The Graduate Student Symposium

The 34th Annual Boston University Graduate Symposium in the History of Art & Architecture 

Symposium Dates: March 2-3, 2018


020518_BUSymposiumFlyer_Page_1Excess conjures the idea of the extractable, left over, too much, or “extra.” Looking closely at perceptions of the extraneous reveals excess to be a historically constructed category that marks shifting notions of cultural values. Deemed peripheral, abject, deviant, and tertiary due to factors such as geographic relationships or conceptions of power at a particular moment, excess is the focal point of the 34th Annual Boston University Graduate Symposium in the History of Art & Architecture.

The Symposium will be held Friday, March 2 – Saturday, March 3, 2018, with keynote lecture,  “The (De)Civilizing Process: Paul McCarthy’s Regressive Routines”  by Dr. Cary Levine, Associate Professor of Contemporary Art and Director of Undergraduate Studies at UNC Chapel Hill on Friday evening at the Boston University Art Gallery at the Stone Gallery and graduate presentations on Saturday at the Museum of Fine Arts, Boston.
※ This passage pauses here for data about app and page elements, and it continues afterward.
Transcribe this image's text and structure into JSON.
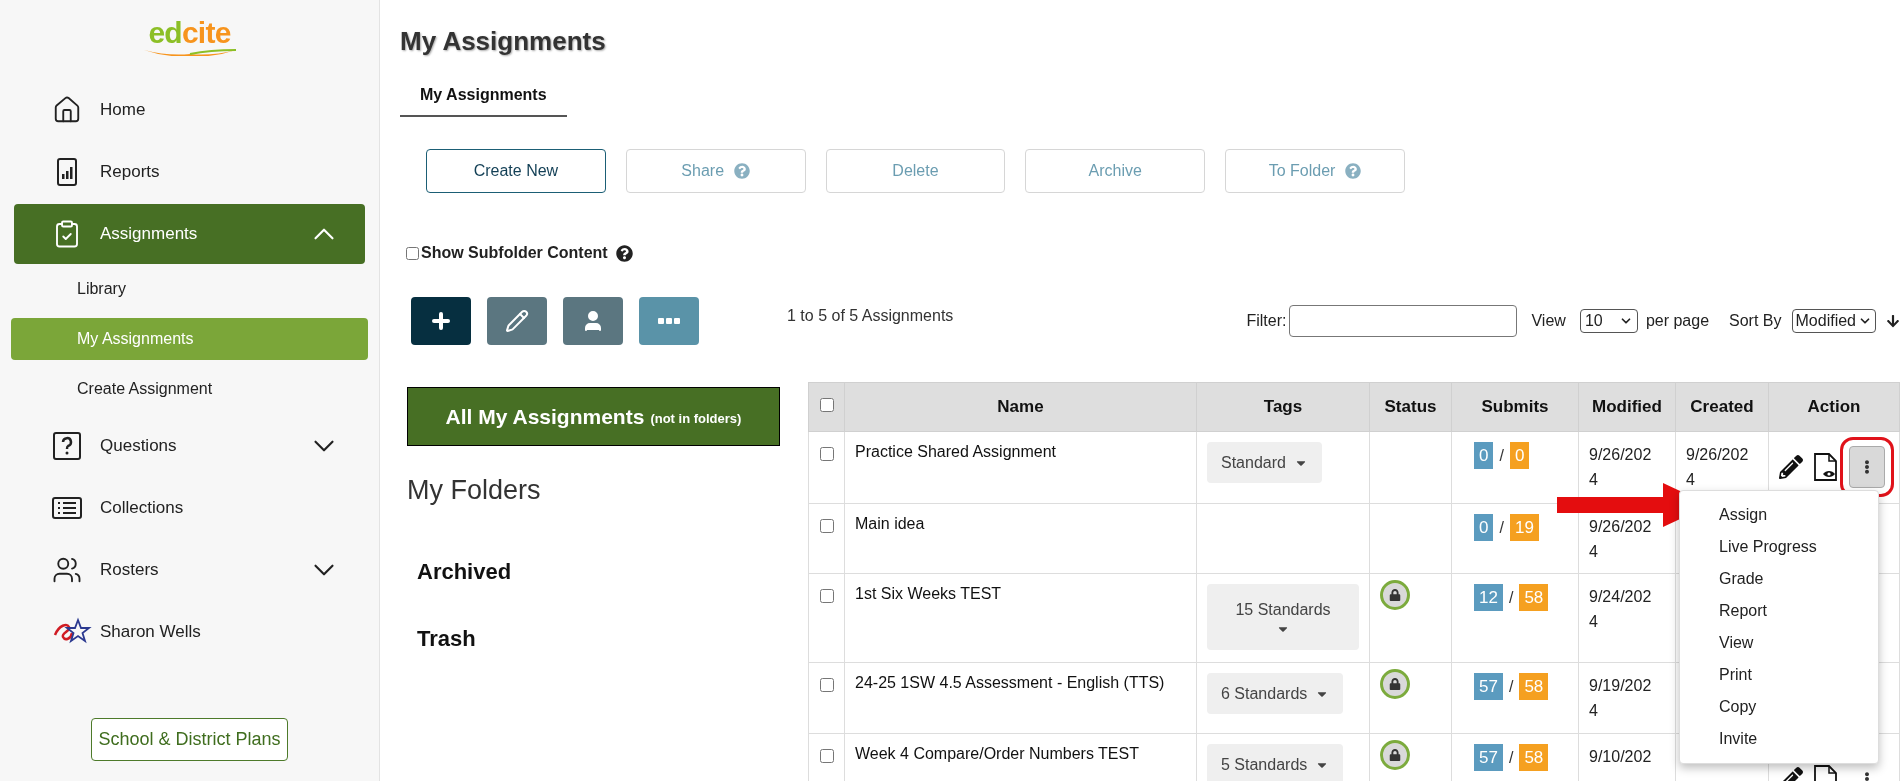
{
  "sidebar": {
    "logo": [
      "ed",
      "cite"
    ],
    "items": [
      {
        "kind": "home",
        "label": "Home",
        "selected": false
      },
      {
        "kind": "reports",
        "label": "Reports",
        "selected": false
      },
      {
        "kind": "assignments",
        "label": "Assignments",
        "selected": true,
        "expanded": true,
        "children": [
          {
            "label": "Library",
            "selected": false
          },
          {
            "label": "My Assignments",
            "selected": true
          },
          {
            "label": "Create Assignment",
            "selected": false
          }
        ]
      },
      {
        "kind": "questions",
        "label": "Questions",
        "selected": false,
        "expanded": false
      },
      {
        "kind": "collections",
        "label": "Collections",
        "selected": false
      },
      {
        "kind": "rosters",
        "label": "Rosters",
        "selected": false,
        "expanded": false
      },
      {
        "kind": "district",
        "label": "Sharon Wells",
        "selected": false
      }
    ],
    "plans_button": "School & District Plans"
  },
  "title": "My Assignments",
  "tabs": [
    {
      "label": "My Assignments",
      "selected": true
    }
  ],
  "action_buttons": [
    {
      "label": "Create New",
      "disabled": false,
      "help": false
    },
    {
      "label": "Share",
      "disabled": true,
      "help": true
    },
    {
      "label": "Delete",
      "disabled": true,
      "help": false
    },
    {
      "label": "Archive",
      "disabled": true,
      "help": false
    },
    {
      "label": "To Folder",
      "disabled": true,
      "help": true
    }
  ],
  "subfolder_option": {
    "label": "Show Subfolder Content",
    "checked": false
  },
  "tool_buttons": [
    {
      "kind": "add"
    },
    {
      "kind": "edit"
    },
    {
      "kind": "share"
    },
    {
      "kind": "more"
    }
  ],
  "count": "1 to 5 of 5 Assignments",
  "filter": {
    "label": "Filter:"
  },
  "view": {
    "label": "View",
    "value": "10",
    "suffix": "per page"
  },
  "sort": {
    "label": "Sort By",
    "value": "Modified"
  },
  "folders": {
    "all": {
      "label": "All My Assignments",
      "note": "(not in folders)",
      "selected": true
    },
    "heading": "My Folders",
    "items": [
      {
        "label": "Archived"
      },
      {
        "label": "Trash"
      }
    ]
  },
  "table": {
    "select_all_checked": false,
    "separator": "/",
    "columns": [
      "Name",
      "Tags",
      "Status",
      "Submits",
      "Modified",
      "Created",
      "Action"
    ],
    "rows": [
      {
        "checked": false,
        "name": "Practice Shared Assignment",
        "tag": "Standard",
        "locked": false,
        "submitted": "0",
        "total": "0",
        "modified": "9/26/2024",
        "created": "9/26/2024"
      },
      {
        "checked": false,
        "name": "Main idea",
        "locked": false,
        "submitted": "0",
        "total": "19",
        "modified": "9/26/2024"
      },
      {
        "checked": false,
        "name": "1st Six Weeks TEST",
        "tag": "15 Standards",
        "locked": true,
        "submitted": "12",
        "total": "58",
        "modified": "9/24/2024"
      },
      {
        "checked": false,
        "name": "24-25 1SW 4.5 Assessment - English (TTS)",
        "tag": "6 Standards",
        "locked": true,
        "submitted": "57",
        "total": "58",
        "modified": "9/19/2024"
      },
      {
        "checked": false,
        "name": "Week 4 Compare/Order Numbers TEST",
        "tag": "5 Standards",
        "locked": true,
        "submitted": "57",
        "total": "58",
        "modified": "9/10/202"
      }
    ]
  },
  "action_menu": {
    "open": true,
    "items": [
      "Assign",
      "Live Progress",
      "Grade",
      "Report",
      "View",
      "Print",
      "Copy",
      "Invite"
    ]
  }
}
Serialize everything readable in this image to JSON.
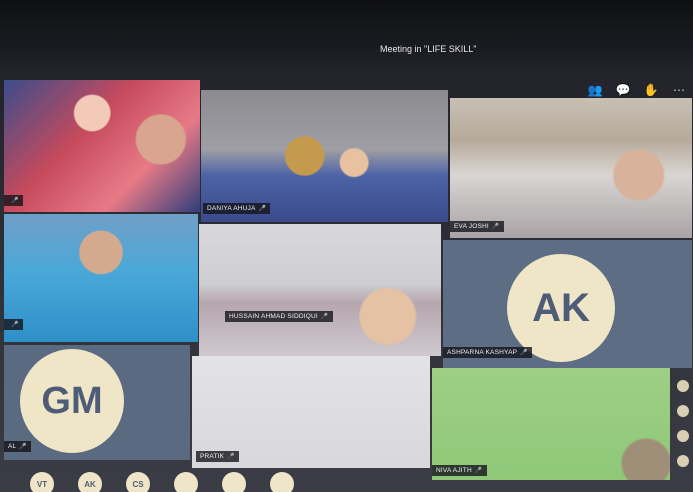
{
  "meeting": {
    "title": "Meeting in \"LIFE SKILL\""
  },
  "toolbar": {
    "icons": [
      "participants-icon",
      "chat-icon",
      "raise-hand-icon",
      "more-icon"
    ]
  },
  "tiles": [
    {
      "name": "",
      "initials": ""
    },
    {
      "name": "DANIYA AHUJA",
      "initials": ""
    },
    {
      "name": "EVA JOSHI",
      "initials": ""
    },
    {
      "name": "",
      "initials": ""
    },
    {
      "name": "HUSSAIN AHMAD SIDDIQUI",
      "initials": ""
    },
    {
      "name": "ASHPARNA KASHYAP",
      "initials": "AK"
    },
    {
      "name": "AL",
      "initials": "GM"
    },
    {
      "name": "PRATIK",
      "initials": ""
    },
    {
      "name": "NIVA AJITH",
      "initials": ""
    }
  ],
  "bottom_avatars": [
    "VT",
    "AK",
    "CS"
  ],
  "colors": {
    "avatar_bg": "#efe6c8",
    "avatar_text": "#4f5c78",
    "tile_dark": "#5d6d83"
  }
}
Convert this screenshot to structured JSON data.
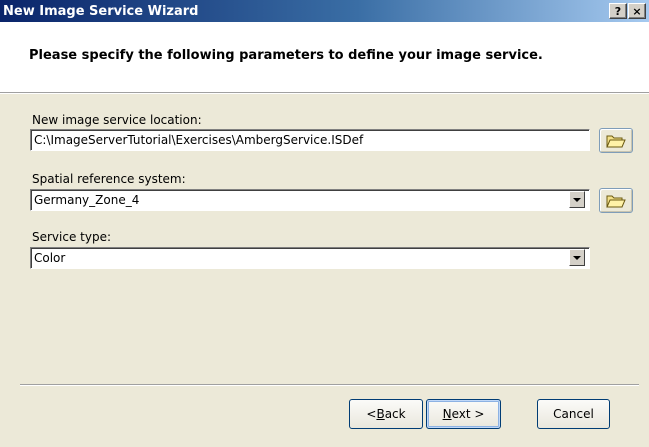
{
  "window": {
    "title": "New Image Service Wizard",
    "help_button": "?",
    "close_button": "×"
  },
  "header": {
    "instruction": "Please specify the following parameters to define your image service."
  },
  "fields": {
    "location": {
      "label": "New image service location:",
      "value": "C:\\ImageServerTutorial\\Exercises\\AmbergService.ISDef"
    },
    "spatial_reference": {
      "label": "Spatial reference system:",
      "value": "Germany_Zone_4"
    },
    "service_type": {
      "label": "Service type:",
      "value": "Color"
    }
  },
  "buttons": {
    "back_prefix": "< ",
    "back_mnemonic": "B",
    "back_rest": "ack",
    "next_mnemonic": "N",
    "next_rest": "ext >",
    "cancel": "Cancel"
  },
  "icons": {
    "browse_location": "folder-open-icon",
    "browse_spatial": "folder-open-icon",
    "dropdown": "chevron-down-icon"
  },
  "colors": {
    "titlebar_start": "#0a246a",
    "titlebar_end": "#a6caf0",
    "dialog_bg": "#ece9d8",
    "default_button_border": "#003c74"
  }
}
Friday, March 2, 2018, 5:30 Boston University Art Gallery at the Stone Gallery
855 Commonwealth Avenue, Boston, MA 02215
“The (De)Civilizing Process: Paul McCarthy’s Regressive Routines” by Dr. Cary Levine


Full Symposium Schedule

10:00am – Coffee in the Trustees Room


Discussant: Alexandria Yen, PhD Candidate, Boston University

Kearstin Jacobson, MA Student, Montana State University
“Luxuria in the Shadow of Vesuvius: Personal Decoration as a Means of Constructing Feminine Personae at Oplontis”

Caroline Murphy, PhD Student, MIT
“Taming Excess: Antonio Bosio’s Roma Sotterranea (1632) and the Problematic Evidence of Catacomb Paintings in Counter-Reformation Rome”

Anna Ficek, PhD Student, CUNY
“Artifice and Excess in Urban Images: Picturing the Decline of Potosi in the Eighteenth Century”

12:00PM – Break for Lunch

1 :00pm – Coffee in the Trustees Room


Discussant: Kimber Chewning, PhD Student, Boston University

Noel Albertsen, MA Student, University of California, Davis
“Gilding the Grave: The Lavish Aesthetics of Death in a Picturesque Cemetery”

Amanda Lett, PhD Candidate, Boston University,
“Too Handsome” for Use: Bank Note Vignettes in the Antebellum Era”

Ashley E. Duffey, MA Candidate, Penn State,
“Glut on the Market: Robert Rauschenberg·s Rome Flea Market and Post-War Italy”


For more information, contact Kiernan Acquisto and Rachel Hofer, Symposium Co-Coordinators, at